Going through the entries below, work out how many lines have the string "phone" in them. Give the number and nothing more.

----------

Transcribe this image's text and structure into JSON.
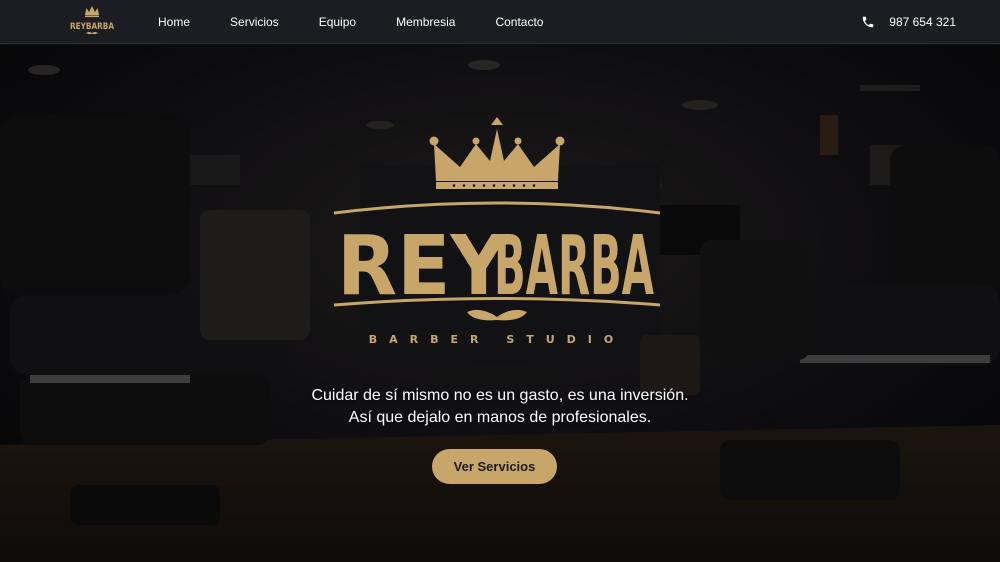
{
  "nav": {
    "logo_text": "REYBARBA",
    "links": [
      "Home",
      "Servicios",
      "Equipo",
      "Membresia",
      "Contacto"
    ],
    "phone": "987 654 321",
    "phone_icon": "phone-icon"
  },
  "hero": {
    "brand_name": "REYBARBA",
    "brand_word_1": "REY",
    "brand_word_2": "BARBA",
    "brand_subtitle": "BARBER STUDIO",
    "tagline_line_1": "Cuidar de sí mismo no es un gasto, es una inversión.",
    "tagline_line_2": "Así que dejalo en manos de profesionales.",
    "cta_label": "Ver Servicios"
  },
  "colors": {
    "nav_background": "#1b1d22",
    "gold": "#c8a568",
    "text": "#ffffff"
  }
}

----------

### Result of this task
2